[Start of Attachment]

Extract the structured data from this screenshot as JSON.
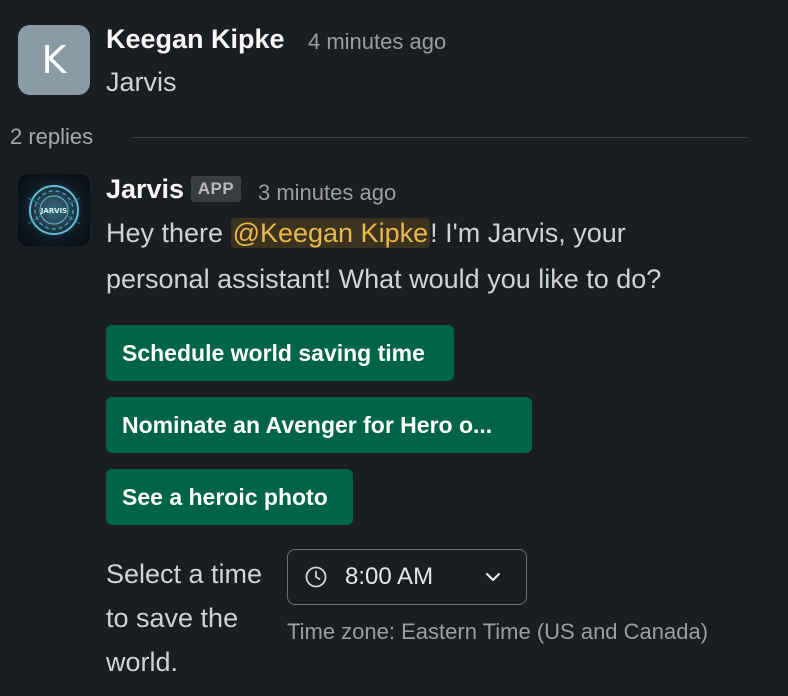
{
  "thread_parent": {
    "avatar_initial": "K",
    "author": "Keegan Kipke",
    "timestamp": "4 minutes ago",
    "text": "Jarvis"
  },
  "replies": {
    "count_label": "2 replies"
  },
  "reply": {
    "author": "Jarvis",
    "badge": "APP",
    "avatar_text": "JARVIS",
    "timestamp": "3 minutes ago",
    "text_prefix": "Hey there ",
    "mention": "@Keegan Kipke",
    "text_line1_suffix": "! I'm Jarvis, your",
    "text_line2": "personal assistant! What would you like to do?",
    "buttons": [
      {
        "label": "Schedule world saving time"
      },
      {
        "label": "Nominate an Avenger for Hero o..."
      },
      {
        "label": "See a heroic photo"
      }
    ],
    "time_picker": {
      "label": "Select a time to save the world.",
      "value": "8:00 AM",
      "timezone": "Time zone: Eastern Time (US and Canada)"
    }
  },
  "colors": {
    "background": "#1a1d21",
    "button_green": "#006447",
    "mention_yellow": "#e8b84a",
    "avatar_k_gray": "#8a9ba8"
  },
  "icons": {
    "clock": "clock-icon",
    "dropdown": "chevron-down-icon"
  }
}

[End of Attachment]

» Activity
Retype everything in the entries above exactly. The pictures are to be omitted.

» Your solution
Extract the structured data from this screenshot as JSON.
{
  "thread_parent": {
    "avatar_initial": "K",
    "author": "Keegan Kipke",
    "timestamp": "4 minutes ago",
    "text": "Jarvis"
  },
  "replies": {
    "count_label": "2 replies"
  },
  "reply": {
    "author": "Jarvis",
    "badge": "APP",
    "avatar_text": "JARVIS",
    "timestamp": "3 minutes ago",
    "text_prefix": "Hey there ",
    "mention": "@Keegan Kipke",
    "text_line1_suffix": "! I'm Jarvis, your",
    "text_line2": "personal assistant! What would you like to do?",
    "buttons": [
      {
        "label": "Schedule world saving time"
      },
      {
        "label": "Nominate an Avenger for Hero o..."
      },
      {
        "label": "See a heroic photo"
      }
    ],
    "time_picker": {
      "label": "Select a time to save the world.",
      "value": "8:00 AM",
      "timezone": "Time zone: Eastern Time (US and Canada)"
    }
  },
  "colors": {
    "background": "#1a1d21",
    "button_green": "#006447",
    "mention_yellow": "#e8b84a",
    "avatar_k_gray": "#8a9ba8"
  },
  "icons": {
    "clock": "clock-icon",
    "dropdown": "chevron-down-icon"
  }
}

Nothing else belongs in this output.